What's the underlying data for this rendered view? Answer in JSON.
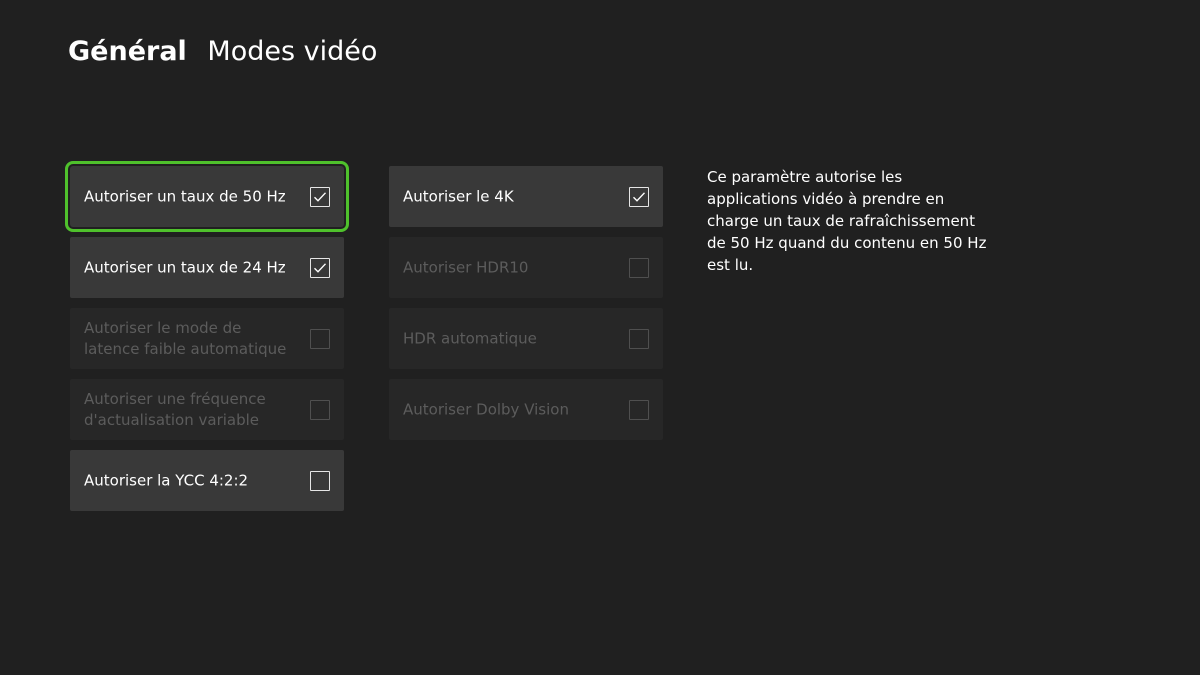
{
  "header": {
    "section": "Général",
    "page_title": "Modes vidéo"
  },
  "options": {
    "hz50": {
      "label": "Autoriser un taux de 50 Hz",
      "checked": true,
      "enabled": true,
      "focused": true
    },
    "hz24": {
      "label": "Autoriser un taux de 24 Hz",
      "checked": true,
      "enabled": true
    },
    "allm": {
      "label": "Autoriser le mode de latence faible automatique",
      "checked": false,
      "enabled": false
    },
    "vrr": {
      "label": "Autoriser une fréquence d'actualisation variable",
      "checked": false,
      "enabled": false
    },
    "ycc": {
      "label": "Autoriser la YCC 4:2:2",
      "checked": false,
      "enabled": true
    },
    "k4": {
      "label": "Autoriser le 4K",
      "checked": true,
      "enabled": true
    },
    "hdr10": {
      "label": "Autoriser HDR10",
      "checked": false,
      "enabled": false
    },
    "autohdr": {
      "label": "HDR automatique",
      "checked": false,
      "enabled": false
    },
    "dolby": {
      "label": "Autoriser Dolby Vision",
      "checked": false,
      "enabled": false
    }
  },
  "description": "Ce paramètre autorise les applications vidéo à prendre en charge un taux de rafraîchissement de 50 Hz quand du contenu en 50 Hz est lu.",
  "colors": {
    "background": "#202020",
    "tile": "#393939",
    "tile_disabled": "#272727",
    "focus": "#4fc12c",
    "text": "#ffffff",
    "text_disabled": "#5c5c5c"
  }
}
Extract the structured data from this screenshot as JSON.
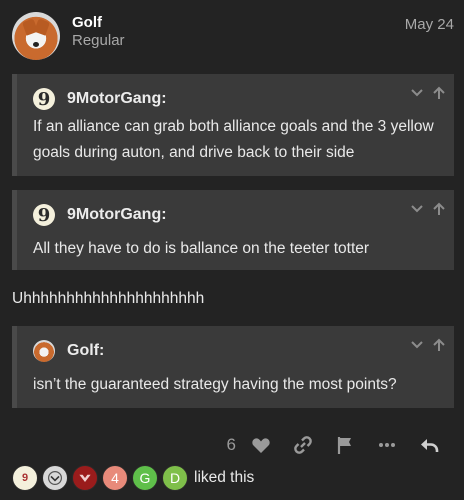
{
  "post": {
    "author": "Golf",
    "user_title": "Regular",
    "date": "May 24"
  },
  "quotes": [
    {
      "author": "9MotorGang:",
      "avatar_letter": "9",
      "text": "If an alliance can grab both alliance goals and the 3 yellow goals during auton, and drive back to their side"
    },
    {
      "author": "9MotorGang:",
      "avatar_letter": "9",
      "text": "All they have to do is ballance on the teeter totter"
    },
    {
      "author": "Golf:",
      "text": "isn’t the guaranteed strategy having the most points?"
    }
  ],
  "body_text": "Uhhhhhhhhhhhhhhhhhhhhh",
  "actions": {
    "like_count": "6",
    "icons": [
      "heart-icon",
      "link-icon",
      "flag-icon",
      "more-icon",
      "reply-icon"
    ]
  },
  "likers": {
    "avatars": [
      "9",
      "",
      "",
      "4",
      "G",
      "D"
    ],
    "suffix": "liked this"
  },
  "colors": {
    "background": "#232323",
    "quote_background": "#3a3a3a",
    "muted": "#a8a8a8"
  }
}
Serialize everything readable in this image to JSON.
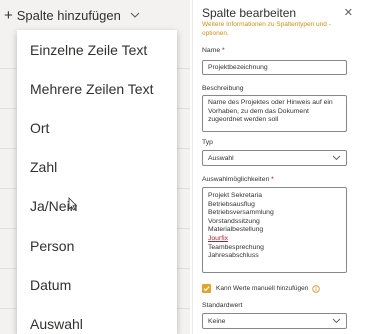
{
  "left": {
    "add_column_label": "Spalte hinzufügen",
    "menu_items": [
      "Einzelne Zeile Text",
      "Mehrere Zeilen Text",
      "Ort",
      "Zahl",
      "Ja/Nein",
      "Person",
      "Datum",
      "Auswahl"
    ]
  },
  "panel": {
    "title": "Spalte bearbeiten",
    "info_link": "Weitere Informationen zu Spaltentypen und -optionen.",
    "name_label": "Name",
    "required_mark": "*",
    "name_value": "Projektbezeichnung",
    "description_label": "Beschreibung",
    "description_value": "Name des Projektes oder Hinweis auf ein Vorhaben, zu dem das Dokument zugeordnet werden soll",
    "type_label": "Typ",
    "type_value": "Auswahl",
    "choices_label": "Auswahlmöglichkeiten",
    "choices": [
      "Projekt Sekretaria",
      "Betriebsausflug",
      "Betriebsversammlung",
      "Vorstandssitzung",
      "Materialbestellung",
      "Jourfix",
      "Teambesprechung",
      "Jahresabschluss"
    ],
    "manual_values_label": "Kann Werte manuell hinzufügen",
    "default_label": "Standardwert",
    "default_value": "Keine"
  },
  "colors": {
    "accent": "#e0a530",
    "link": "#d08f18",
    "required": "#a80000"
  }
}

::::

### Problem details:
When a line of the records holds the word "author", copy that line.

### Final answer:
    "author": "Golf",
      "author": "9MotorGang:",
      "author": "9MotorGang:",
      "author": "Golf:",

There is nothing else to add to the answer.